* WORK ORDER: Whenever a line contains the string "οικοπέδου", copy it out of the entries.

* MATERIAL SHOWN:
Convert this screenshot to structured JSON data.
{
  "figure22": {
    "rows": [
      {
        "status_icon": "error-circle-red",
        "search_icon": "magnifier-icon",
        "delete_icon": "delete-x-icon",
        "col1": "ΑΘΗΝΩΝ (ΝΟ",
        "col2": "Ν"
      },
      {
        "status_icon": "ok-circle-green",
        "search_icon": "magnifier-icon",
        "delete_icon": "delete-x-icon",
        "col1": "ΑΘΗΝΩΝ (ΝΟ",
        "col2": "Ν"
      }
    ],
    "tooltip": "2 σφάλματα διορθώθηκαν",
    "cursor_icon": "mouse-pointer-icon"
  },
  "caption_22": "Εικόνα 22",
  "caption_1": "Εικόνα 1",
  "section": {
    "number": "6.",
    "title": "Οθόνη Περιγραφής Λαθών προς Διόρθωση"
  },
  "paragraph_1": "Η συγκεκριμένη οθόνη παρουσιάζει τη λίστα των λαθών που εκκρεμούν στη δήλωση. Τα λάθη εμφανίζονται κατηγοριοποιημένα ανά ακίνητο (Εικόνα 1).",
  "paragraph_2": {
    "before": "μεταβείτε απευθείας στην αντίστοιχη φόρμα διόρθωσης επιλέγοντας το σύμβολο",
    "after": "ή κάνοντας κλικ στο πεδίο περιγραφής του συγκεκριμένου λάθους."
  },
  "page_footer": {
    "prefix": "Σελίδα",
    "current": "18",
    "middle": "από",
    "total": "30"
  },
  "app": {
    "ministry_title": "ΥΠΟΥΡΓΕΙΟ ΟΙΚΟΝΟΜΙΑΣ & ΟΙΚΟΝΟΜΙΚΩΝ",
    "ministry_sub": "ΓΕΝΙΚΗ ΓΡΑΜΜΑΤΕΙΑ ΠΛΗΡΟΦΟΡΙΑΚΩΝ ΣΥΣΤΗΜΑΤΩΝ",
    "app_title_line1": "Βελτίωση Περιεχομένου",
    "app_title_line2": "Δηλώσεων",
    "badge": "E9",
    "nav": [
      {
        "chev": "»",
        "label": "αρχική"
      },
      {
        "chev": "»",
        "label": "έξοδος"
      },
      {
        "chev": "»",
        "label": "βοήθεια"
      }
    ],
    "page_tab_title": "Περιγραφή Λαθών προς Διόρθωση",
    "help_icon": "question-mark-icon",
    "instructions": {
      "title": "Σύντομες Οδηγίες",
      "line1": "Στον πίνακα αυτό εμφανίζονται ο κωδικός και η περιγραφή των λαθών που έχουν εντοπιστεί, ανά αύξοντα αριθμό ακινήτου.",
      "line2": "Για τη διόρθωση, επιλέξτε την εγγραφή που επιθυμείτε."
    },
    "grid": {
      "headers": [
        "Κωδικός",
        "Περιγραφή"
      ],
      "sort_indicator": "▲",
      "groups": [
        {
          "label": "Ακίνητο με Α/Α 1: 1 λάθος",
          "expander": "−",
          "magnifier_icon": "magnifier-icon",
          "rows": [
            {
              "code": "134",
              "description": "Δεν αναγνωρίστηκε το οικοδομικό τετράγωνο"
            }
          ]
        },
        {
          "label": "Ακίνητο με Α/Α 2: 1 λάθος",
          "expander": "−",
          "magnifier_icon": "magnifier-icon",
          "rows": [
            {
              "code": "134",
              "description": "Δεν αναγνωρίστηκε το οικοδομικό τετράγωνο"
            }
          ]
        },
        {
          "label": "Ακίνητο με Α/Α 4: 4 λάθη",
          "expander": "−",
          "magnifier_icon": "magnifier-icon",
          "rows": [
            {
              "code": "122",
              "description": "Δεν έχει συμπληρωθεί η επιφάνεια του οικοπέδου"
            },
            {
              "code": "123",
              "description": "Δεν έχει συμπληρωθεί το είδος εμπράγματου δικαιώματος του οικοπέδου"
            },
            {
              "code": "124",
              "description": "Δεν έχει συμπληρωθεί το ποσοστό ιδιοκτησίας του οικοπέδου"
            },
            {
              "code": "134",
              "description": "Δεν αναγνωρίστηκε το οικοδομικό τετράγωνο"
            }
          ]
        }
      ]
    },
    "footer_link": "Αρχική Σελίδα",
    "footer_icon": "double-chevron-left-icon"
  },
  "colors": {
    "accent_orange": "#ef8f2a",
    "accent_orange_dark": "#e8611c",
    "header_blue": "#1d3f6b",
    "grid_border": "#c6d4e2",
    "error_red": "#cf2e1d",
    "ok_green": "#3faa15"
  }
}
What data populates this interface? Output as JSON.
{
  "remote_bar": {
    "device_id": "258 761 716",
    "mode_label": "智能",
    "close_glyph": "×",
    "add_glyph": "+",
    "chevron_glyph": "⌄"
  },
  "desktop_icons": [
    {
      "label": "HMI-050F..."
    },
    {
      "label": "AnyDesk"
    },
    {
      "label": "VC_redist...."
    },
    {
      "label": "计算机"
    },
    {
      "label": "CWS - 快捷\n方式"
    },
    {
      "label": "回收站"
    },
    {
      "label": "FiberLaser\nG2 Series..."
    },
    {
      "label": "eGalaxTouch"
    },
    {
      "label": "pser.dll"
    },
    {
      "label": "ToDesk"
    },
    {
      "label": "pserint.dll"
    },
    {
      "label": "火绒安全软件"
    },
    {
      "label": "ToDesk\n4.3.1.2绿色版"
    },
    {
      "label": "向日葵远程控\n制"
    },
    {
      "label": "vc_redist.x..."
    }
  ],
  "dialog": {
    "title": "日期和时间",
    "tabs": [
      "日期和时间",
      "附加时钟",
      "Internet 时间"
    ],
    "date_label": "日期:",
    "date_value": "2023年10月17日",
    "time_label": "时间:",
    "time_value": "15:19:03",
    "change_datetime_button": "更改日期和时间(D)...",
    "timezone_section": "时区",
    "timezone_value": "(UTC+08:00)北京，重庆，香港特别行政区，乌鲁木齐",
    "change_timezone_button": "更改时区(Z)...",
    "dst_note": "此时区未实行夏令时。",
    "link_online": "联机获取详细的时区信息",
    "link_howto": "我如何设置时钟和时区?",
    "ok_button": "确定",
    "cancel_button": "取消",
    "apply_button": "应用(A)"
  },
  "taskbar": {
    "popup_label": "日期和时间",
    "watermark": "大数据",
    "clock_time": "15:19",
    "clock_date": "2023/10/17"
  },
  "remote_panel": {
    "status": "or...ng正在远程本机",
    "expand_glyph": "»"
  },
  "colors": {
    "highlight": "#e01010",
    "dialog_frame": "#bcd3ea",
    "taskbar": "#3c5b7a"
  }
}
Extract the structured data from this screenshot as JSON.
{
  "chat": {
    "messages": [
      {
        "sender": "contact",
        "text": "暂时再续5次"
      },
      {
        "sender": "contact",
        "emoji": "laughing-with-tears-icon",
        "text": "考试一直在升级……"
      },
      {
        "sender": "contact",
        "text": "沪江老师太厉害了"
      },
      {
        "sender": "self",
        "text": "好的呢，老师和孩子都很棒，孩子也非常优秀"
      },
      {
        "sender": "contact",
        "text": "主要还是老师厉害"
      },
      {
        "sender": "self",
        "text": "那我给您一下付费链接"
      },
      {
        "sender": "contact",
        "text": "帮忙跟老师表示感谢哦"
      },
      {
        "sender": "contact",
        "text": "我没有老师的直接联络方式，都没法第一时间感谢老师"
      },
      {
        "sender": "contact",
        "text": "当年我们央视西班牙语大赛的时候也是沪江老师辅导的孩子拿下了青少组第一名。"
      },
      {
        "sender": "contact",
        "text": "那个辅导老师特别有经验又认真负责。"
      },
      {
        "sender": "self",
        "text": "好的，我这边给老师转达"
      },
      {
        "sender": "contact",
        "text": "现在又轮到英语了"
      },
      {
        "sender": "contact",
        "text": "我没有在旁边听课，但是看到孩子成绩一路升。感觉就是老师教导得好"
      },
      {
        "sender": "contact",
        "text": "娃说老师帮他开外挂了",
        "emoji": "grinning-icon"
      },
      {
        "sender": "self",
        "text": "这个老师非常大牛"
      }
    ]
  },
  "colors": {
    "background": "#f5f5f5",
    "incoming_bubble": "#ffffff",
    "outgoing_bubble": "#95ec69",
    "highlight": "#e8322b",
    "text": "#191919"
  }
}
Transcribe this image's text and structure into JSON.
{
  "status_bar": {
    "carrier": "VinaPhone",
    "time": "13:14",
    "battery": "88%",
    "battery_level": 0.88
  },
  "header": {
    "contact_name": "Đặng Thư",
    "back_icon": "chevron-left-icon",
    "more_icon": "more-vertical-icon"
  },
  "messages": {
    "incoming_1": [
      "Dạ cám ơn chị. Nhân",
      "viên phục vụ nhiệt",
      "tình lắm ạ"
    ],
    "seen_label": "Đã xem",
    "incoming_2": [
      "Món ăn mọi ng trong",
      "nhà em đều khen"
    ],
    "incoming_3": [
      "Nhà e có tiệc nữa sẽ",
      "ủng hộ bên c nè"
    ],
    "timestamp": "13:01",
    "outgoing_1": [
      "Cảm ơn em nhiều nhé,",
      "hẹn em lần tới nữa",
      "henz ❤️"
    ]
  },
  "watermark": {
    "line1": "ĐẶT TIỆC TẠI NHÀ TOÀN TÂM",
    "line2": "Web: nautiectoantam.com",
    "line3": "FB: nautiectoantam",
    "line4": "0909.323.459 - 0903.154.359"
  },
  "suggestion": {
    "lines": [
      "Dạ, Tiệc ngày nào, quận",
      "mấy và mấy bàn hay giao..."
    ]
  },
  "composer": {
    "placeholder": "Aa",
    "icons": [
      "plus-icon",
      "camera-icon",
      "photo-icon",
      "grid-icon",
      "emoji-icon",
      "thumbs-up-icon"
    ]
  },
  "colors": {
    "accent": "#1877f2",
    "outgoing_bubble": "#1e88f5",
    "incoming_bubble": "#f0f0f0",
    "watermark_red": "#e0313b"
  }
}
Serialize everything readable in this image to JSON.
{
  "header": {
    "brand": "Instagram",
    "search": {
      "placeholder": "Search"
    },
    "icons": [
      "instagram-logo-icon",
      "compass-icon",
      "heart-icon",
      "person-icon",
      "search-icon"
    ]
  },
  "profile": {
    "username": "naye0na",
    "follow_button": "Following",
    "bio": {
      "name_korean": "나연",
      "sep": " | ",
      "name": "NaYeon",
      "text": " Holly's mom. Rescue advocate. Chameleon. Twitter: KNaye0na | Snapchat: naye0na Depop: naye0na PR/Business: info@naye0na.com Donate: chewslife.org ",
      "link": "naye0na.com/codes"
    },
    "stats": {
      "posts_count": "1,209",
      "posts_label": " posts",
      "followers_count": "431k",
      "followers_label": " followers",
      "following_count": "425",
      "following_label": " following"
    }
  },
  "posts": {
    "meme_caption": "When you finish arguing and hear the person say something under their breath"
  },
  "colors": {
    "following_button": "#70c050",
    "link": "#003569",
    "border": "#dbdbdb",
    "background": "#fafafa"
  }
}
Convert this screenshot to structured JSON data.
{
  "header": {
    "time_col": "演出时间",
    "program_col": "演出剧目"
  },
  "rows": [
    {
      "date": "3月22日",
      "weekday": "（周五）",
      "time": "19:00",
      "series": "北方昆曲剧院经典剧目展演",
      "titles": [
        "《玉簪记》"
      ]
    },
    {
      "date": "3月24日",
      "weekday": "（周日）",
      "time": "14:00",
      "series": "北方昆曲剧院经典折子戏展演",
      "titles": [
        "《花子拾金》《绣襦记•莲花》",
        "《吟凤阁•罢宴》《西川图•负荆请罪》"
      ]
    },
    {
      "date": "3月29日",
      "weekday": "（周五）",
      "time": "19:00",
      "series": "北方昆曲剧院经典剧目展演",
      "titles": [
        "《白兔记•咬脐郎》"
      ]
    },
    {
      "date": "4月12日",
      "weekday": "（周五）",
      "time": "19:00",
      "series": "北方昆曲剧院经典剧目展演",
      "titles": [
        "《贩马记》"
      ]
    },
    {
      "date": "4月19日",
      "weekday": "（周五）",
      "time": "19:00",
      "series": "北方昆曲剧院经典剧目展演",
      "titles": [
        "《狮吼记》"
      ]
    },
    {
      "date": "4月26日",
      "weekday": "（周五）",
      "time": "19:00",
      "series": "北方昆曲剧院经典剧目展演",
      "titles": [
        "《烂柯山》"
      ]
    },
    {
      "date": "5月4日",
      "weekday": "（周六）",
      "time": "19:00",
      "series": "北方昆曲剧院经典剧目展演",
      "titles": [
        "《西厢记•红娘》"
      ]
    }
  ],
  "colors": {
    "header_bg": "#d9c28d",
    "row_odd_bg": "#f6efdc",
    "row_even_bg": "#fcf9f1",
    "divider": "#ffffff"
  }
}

* TASK ANSWER:
              "description": "Δεν έχει συμπληρωθεί η επιφάνεια του οικοπέδου"
              "description": "Δεν έχει συμπληρωθεί το είδος εμπράγματου δικαιώματος του οικοπέδου"
              "description": "Δεν έχει συμπληρωθεί το ποσοστό ιδιοκτησίας του οικοπέδου"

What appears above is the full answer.